"Grand Hotel" Is Released
Grand Hotel is a 1932 MGM Pre-Code Art Deco film that won the Academy Award for Best Picture.
The plot device of the film—bringing together several unrelated characters into one setting—was popular and effective enough that it was re-used in other films and became known as "the Grand Hotel" formula. The "all-star" scenario was perhaps most successfully replicated the following year in MGM's own Dinner at Eight.
The film opens and closes with Lewis Stone's totally unaware statement : "Grand Hotel. People come and go. Nothing ever happens". The comment turns out to be ironic during the few days in which the plot unfolds, because everything seems to be happening at the hotel, from romance to robbery to an accidental death.
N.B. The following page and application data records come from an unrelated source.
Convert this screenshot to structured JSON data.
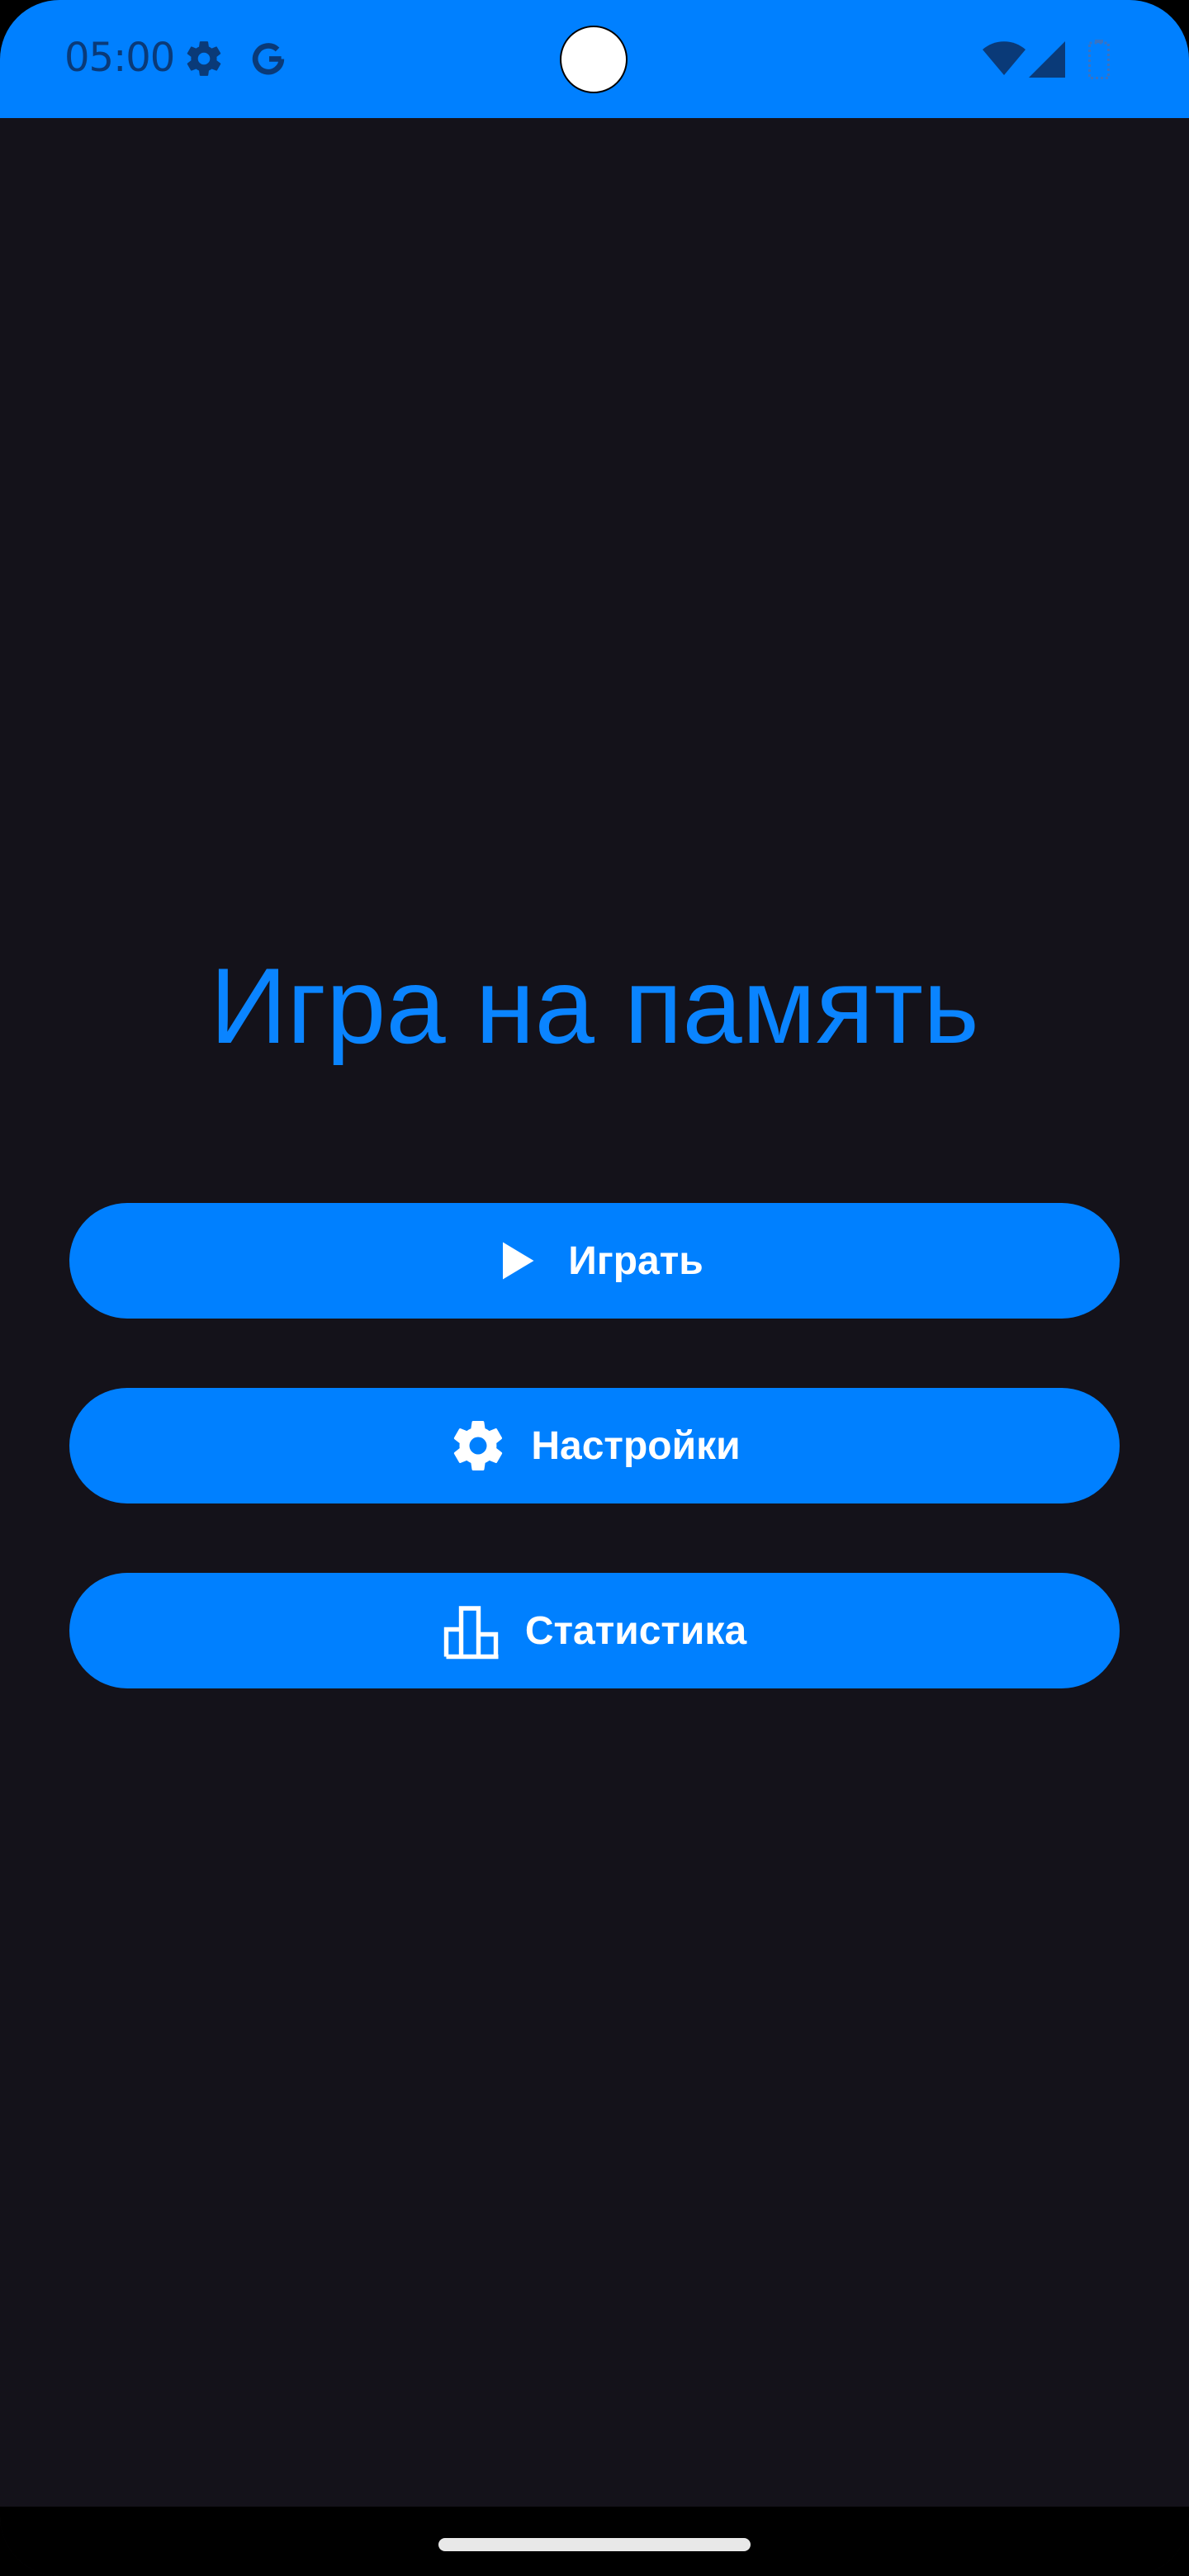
{
  "status_bar": {
    "time": "05:00",
    "icons": [
      "gear-icon",
      "google-g-icon",
      "wifi-icon",
      "cell-signal-icon",
      "battery-icon"
    ]
  },
  "app": {
    "title": "Игра на память"
  },
  "menu": {
    "buttons": [
      {
        "label": "Играть",
        "icon": "play-icon"
      },
      {
        "label": "Настройки",
        "icon": "settings-gear-icon"
      },
      {
        "label": "Статистика",
        "icon": "bar-chart-icon"
      }
    ]
  },
  "colors": {
    "accent": "#0080ff",
    "background": "#14121a",
    "title": "#0a84ff",
    "status_icons": "#0a3a78"
  }
}
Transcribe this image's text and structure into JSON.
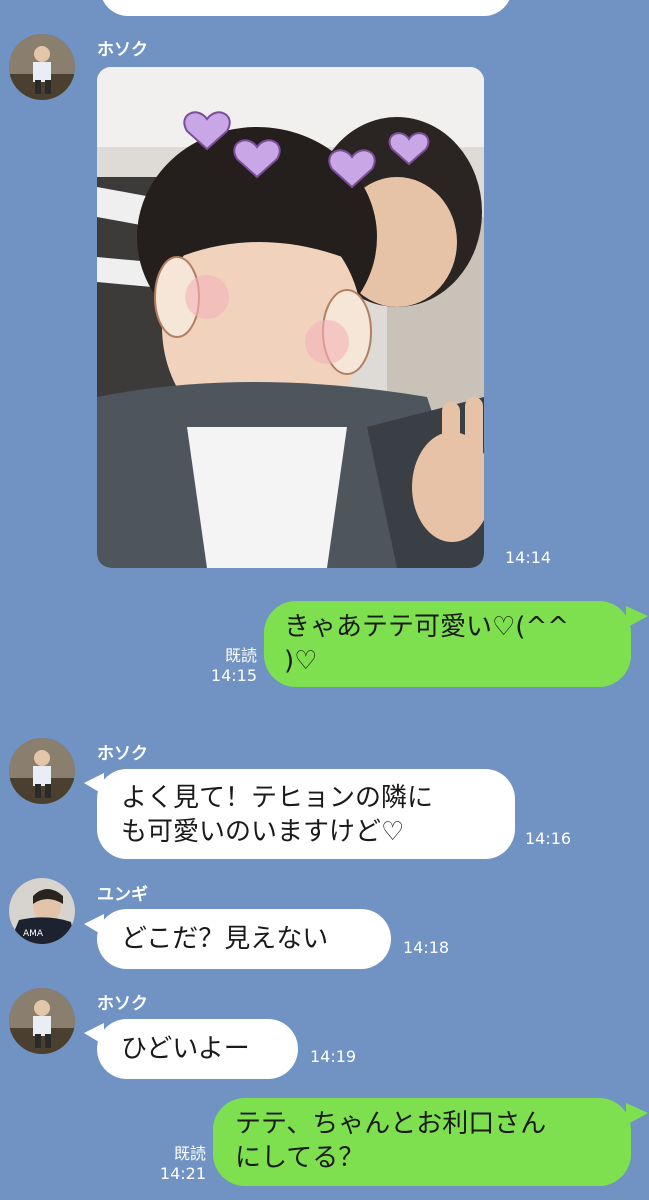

Based on Vicki Baum's novel and produced by Irving Thalberg, this film is about the lavish Grand Hotel in Berlin, a place where "nothing ever happens." That statement proves to be false, however, as the story follows an intertwining cast of characters over the course of one tumultuous day. Greta Garbo is Grusinskaya, a ballerina whose jewels are coveted by Baron von Geigern (John Barrymore), a thief who fancies Flaemmchen (Joan Crawford), a stenographer and the mistress of Preysing (Wallace Beery), businessman boss of Kringelein (Lionel Barrymore), a terminally ill bookkeeper who is under the care of alcoholic physician Dr. Otternschlag (Lewis Stone). Grand Hotel won Best Picture at the 1932 Academy Awards. ~ Matthew Tobey, All Movie Guide